I came across an interesting new product recently which made me realize that I take batteries for granted without actually thinking much about how they work. I know they work and the specifications enable me to select them and design them into a product but how do they work? The product that caused my intrigue was the salt water powered lamp being developed in the Philippines salt.ph. It is powered for 8 hours using water and a couple of tablespoons of salt or using sea water. I won’t get into the arguments about whether it is “sustainable” or environmentally friendly” – it just piqued my interest to know more about how batteries work.
In the past you may have seen potato or lemon batteries as gimmicks or educational aids. They rely on the choice of materials for the two electrodes in order to work.
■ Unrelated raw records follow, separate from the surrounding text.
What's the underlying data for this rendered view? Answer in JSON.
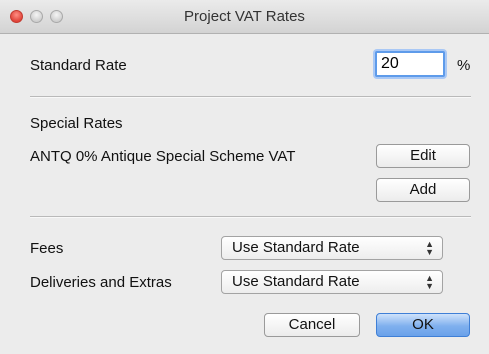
{
  "window": {
    "title": "Project VAT Rates"
  },
  "standard_rate": {
    "label": "Standard Rate",
    "value": "20",
    "unit": "%"
  },
  "special_rates": {
    "heading": "Special Rates",
    "items": [
      {
        "text": "ANTQ 0% Antique Special Scheme VAT",
        "edit_label": "Edit"
      }
    ],
    "add_label": "Add"
  },
  "fees": {
    "label": "Fees",
    "selected": "Use Standard Rate"
  },
  "deliveries": {
    "label": "Deliveries and Extras",
    "selected": "Use Standard Rate"
  },
  "actions": {
    "cancel_label": "Cancel",
    "ok_label": "OK"
  }
}
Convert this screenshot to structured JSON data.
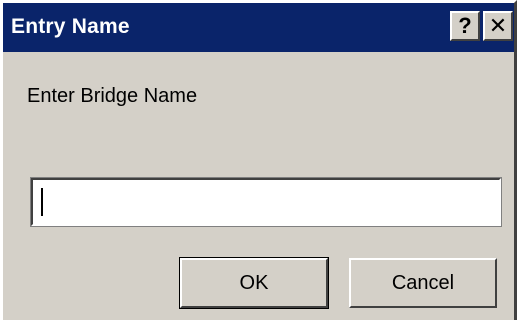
{
  "window": {
    "title": "Entry Name",
    "help_label": "?",
    "close_label": "✕"
  },
  "dialog": {
    "prompt": "Enter Bridge Name",
    "entry_value": "",
    "ok_label": "OK",
    "cancel_label": "Cancel"
  },
  "icons": {
    "help": "question-mark-icon",
    "close": "close-icon"
  },
  "colors": {
    "titlebar": "#0a246a",
    "face": "#d4d0c8",
    "title_text": "#ffffff"
  }
}
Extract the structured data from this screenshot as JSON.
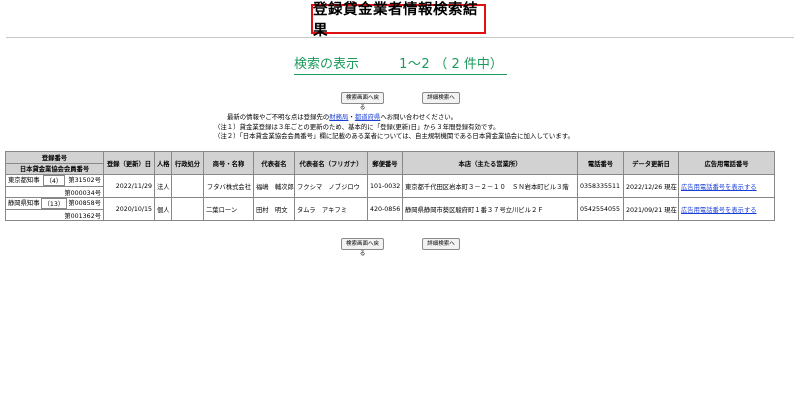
{
  "page_title": "登録貸金業者情報検索結果",
  "result": {
    "label": "検索の表示",
    "range": "1〜2",
    "count": "（ 2 件中）"
  },
  "buttons": {
    "back": "検索画面へ戻る",
    "detail": "詳細検索へ"
  },
  "notes": {
    "line1_pre": "最新の情報やご不明な点は登録先の",
    "line1_link1": "財務局",
    "line1_sep": "・",
    "line1_link2": "都道府県",
    "line1_post": "へお問い合わせください。",
    "line2": "（注１）貸金業登録は３年ごとの更新のため、基本的に「登録(更新)日」から３年間登録有効です。",
    "line3": "（注２）「日本貸金業協会会員番号」欄に記載のある業者については、自主規制機関である日本貸金業協会に加入しています。"
  },
  "table": {
    "headers": {
      "reg_no": "登録番号",
      "assoc_no": "日本貸金業協会会員番号",
      "reg_date": "登録（更新）日",
      "entity": "人格",
      "admin": "行政処分",
      "name": "商号・名称",
      "rep": "代表者名",
      "rep_kana": "代表者名（フリガナ）",
      "postal": "郵便番号",
      "address": "本店（主たる営業所）",
      "phone": "電話番号",
      "updated": "データ更新日",
      "ad_phone": "広告用電話番号"
    },
    "rows": [
      {
        "reg_authority": "東京都知事",
        "reg_count": "（4）",
        "reg_no": "第31502号",
        "assoc_no": "第000034号",
        "reg_date": "2022/11/29",
        "entity": "法人",
        "admin": "",
        "name": "フタバ株式会社",
        "rep": "福嶋　輔次郎",
        "rep_kana": "フクシマ　ノブジロウ",
        "postal": "101-0032",
        "address": "東京都千代田区岩本町３－２－１０　ＳＮ岩本町ビル３階",
        "phone": "0358335511",
        "updated": "2022/12/26 現在",
        "ad_link": "広告用電話番号を表示する"
      },
      {
        "reg_authority": "静岡県知事",
        "reg_count": "（13）",
        "reg_no": "第00858号",
        "assoc_no": "第001362号",
        "reg_date": "2020/10/15",
        "entity": "個人",
        "admin": "",
        "name": "二葉ローン",
        "rep": "田村　明文",
        "rep_kana": "タムラ　アキフミ",
        "postal": "420-0856",
        "address": "静岡県静岡市葵区駿府町１番３７号立川ビル２Ｆ",
        "phone": "0542554055",
        "updated": "2021/09/21 現在",
        "ad_link": "広告用電話番号を表示する"
      }
    ]
  }
}
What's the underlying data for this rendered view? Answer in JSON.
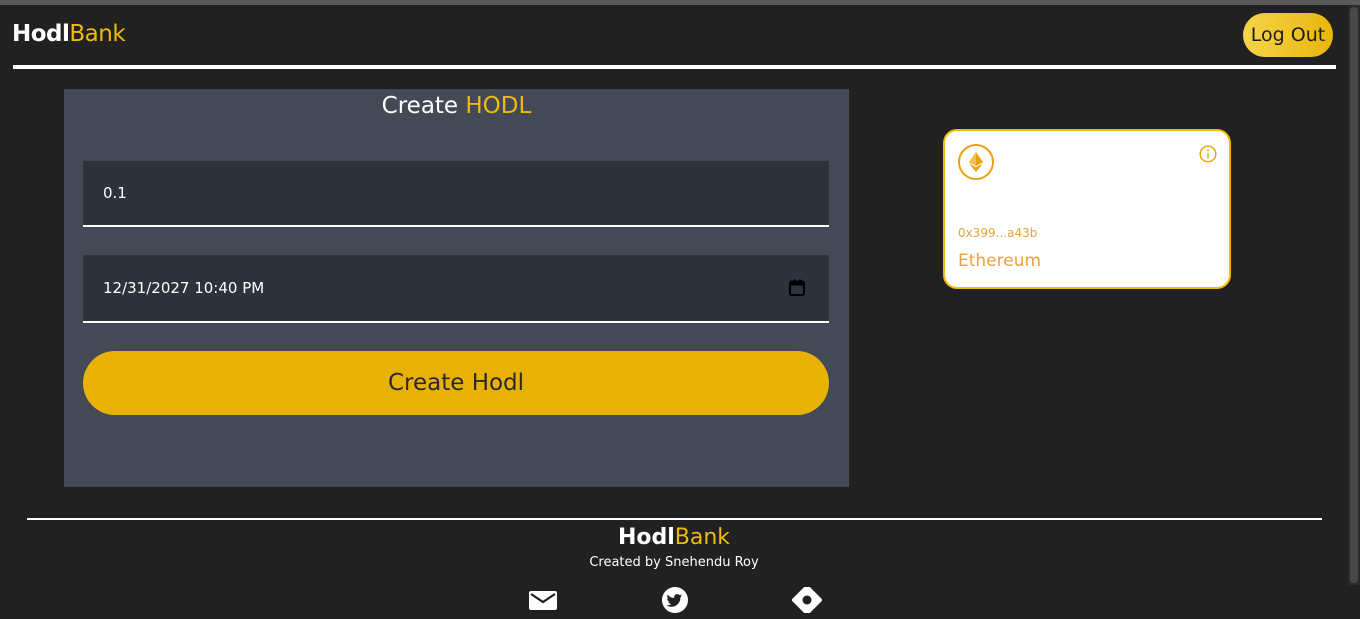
{
  "header": {
    "logo_part1": "Hodl",
    "logo_part2": "Bank",
    "logout_label": "Log Out"
  },
  "create_panel": {
    "title_part1": "Create ",
    "title_part2": "HODL",
    "amount_value": "0.1",
    "unlock_datetime_value": "12/31/2027 10:40 PM",
    "calendar_icon": "calendar-icon",
    "submit_label": "Create Hodl"
  },
  "wallet_card": {
    "icon": "ethereum-icon",
    "info_icon": "info-icon",
    "address": "0x399...a43b",
    "network": "Ethereum"
  },
  "footer": {
    "logo_part1": "Hodl",
    "logo_part2": "Bank",
    "credit": "Created by Snehendu Roy",
    "social_icons": [
      "mail-icon",
      "twitter-icon",
      "hashnode-icon"
    ]
  },
  "colors": {
    "accent": "#f0b90b",
    "background": "#212121",
    "panel": "#434a56",
    "field": "#2d333c",
    "card_text": "#e8a23c"
  }
}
Just inserting two copper wires into a potato won’t work (but one copper and one zinc electrode would). A battery is often used to describe a collection of cells to give a higher voltage than a single cell would achieve although that is not strictly adhered to.
A primary cell is one that cannot be recharged. You use it once then throw it away. When using a primary cell there is a chemical reaction going on and it cannot be reversed by simply reversing direction of current flow. The Leclanche cell of 1866 was a zinc-carbon primary cell. The additional materials used were manganese dioxide and an electrolyte of ammonium chloride. The manganese dioxide is a depolarizer which is there to react with the hydrogen which would otherwise be generated by the chemical reaction with the electrolyte as the cell discharges.
The chemical reaction turns the manganese dioxide into manganese oxide or manganese hydroxide. The ammonium chloride turns into ammonia and water. Fortunately modern zinc based batteries have changed the chemicals so ammonium based chemicals are no longer used. For a rechargeable battery you need a chemical reaction which can be reversed by reversing the direction of current flow.
A rechargeable battery is also called a secondary cell or secondary battery. The lead-acid battery in cars is a common example although the lithium-ion battery is another common example. The lead acid battery is probably older than the Leclanche cell, having been invented in 1859. When discharged, both the positive and negative plates are lead sulfate. When charged, the positive plate becomes lead dioxide and the negative plate turns into pure lead. Lead acid batteries gradually lose their ability to take charge due to the crystallization of the lead sulfate. Rather than forming an amorphous layer some of the lead sulfate starts to form a crystal which won’t re-dissolve on recharging.
Lithium rechargeable batteries use various compounds such as lithium manganese oxide. Unlike the lead acid cell, a lithium cell will have dissimilar materials for the two electrodes. The key characteristic of rechargeable batteries is that the chemical reaction can be reversed. There is also usually some unwanted deterioration of either the electrodes and/or the electrolyte with time and charge/discharge which is why they never last forever and usually have a noticeable loss of capacity after 500 or 1000 charge/discharge cycles.
A super capacitor is capacitor which has a massive capacitance – several Farads – and can therefore store a large amount of charge, much like a battery. The disadvantage is that they are currently expensive and the voltage will drop as the capacitor is discharged, unlike an “ideal” battery which maintains a relatively constant voltage until it is almost completely discharged. This voltage drop with the capacitor means that some electronics is almost always required to convert the voltage into something more stable for electronic products. However, they can last for 100,000 cycles or more compared to only 1000 cycles for rechargeable batteries.
So, coming back to the saltwater battery, are you really running it on salt water? Well, yes and no. The salt water is the electrolyte but there will also be some electrodes in there. While details are limited, the web site says that the anode will last 6 months. Remember, this is a primary cell so a chemical reaction is happening which cannot be reversed by reversing the direction of flow of the current. Unfortunately it is not just the salt water that deteriorates. However, you only throw away some of the battery when it is discharged so in that sense it creates less waste than a normal primary battery.
Filed Under: Power Electronic Tips